**Work instructions:** From the records below, please return each line that holds the word "Preferences".

[Page and application data records]
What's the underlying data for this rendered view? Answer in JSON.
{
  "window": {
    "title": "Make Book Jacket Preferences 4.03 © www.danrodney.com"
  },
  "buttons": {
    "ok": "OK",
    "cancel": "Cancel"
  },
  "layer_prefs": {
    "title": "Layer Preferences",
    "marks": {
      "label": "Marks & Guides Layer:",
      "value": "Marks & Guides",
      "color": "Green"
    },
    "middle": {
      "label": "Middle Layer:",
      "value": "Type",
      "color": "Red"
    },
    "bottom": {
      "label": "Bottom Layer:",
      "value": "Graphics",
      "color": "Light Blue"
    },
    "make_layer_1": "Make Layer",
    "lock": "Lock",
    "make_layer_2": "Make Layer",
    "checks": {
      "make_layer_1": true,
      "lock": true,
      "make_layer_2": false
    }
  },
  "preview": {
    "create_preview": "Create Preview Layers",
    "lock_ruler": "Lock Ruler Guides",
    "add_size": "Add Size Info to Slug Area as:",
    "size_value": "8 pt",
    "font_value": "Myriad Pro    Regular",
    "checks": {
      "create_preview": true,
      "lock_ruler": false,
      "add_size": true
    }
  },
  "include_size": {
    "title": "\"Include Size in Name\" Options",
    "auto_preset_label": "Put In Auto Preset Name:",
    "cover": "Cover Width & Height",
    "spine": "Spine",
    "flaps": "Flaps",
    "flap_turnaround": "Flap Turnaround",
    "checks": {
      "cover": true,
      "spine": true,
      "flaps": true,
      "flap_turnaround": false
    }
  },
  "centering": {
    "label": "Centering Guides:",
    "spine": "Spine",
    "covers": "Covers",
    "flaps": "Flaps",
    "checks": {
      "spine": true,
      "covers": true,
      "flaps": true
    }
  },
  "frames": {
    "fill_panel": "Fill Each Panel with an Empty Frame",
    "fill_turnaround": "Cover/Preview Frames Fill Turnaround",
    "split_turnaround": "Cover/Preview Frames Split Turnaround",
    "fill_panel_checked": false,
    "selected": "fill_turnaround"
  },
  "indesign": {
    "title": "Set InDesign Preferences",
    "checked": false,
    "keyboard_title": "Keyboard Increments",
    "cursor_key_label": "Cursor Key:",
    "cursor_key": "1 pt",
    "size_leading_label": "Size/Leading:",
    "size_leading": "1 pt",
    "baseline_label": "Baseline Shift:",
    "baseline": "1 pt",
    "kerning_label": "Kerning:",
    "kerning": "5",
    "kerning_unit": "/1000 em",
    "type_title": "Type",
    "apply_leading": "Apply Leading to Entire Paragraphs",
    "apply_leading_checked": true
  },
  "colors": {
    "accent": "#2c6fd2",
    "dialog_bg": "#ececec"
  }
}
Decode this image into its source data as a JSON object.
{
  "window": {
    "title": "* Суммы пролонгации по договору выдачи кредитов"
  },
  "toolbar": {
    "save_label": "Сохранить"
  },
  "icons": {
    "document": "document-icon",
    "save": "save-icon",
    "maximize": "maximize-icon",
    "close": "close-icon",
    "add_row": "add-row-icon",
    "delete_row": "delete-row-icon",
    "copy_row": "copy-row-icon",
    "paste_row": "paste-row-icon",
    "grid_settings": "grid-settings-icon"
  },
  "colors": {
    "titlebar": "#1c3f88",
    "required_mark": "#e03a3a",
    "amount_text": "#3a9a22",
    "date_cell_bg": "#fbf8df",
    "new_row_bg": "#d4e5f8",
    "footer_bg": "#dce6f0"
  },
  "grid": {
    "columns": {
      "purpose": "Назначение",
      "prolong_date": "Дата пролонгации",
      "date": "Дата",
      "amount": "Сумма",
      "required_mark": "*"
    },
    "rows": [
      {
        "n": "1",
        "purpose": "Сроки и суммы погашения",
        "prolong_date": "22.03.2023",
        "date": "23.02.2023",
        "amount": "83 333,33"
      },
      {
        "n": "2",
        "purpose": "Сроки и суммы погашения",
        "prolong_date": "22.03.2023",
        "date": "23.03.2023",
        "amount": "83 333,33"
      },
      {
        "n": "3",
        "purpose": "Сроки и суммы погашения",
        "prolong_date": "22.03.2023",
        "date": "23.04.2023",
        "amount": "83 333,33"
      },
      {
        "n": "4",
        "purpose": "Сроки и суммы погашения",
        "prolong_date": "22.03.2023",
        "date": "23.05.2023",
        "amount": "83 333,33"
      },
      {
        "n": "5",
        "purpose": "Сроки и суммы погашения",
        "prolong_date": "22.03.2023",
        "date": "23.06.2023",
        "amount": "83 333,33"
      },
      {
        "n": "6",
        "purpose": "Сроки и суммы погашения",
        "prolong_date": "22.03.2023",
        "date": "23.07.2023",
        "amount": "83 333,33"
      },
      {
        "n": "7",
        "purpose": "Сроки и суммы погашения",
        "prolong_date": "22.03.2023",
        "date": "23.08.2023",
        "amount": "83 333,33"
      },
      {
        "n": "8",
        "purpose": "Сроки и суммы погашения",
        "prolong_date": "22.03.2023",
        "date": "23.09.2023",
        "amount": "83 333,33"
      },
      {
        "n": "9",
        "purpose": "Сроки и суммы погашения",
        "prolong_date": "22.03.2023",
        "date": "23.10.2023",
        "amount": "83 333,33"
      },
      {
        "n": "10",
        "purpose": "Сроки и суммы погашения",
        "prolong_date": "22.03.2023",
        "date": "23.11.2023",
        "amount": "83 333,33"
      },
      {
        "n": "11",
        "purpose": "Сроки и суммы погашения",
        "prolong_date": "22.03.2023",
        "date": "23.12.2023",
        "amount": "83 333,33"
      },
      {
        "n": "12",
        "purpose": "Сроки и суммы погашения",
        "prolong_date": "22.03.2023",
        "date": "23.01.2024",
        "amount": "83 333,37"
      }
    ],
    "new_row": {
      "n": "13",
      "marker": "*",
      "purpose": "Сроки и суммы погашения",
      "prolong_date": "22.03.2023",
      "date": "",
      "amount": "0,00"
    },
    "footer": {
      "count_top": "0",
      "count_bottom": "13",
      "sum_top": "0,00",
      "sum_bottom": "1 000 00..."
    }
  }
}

**Result:**
    "title": "Make Book Jacket Preferences 4.03 © www.danrodney.com"
    "title": "Layer Preferences",
    "title": "Set InDesign Preferences",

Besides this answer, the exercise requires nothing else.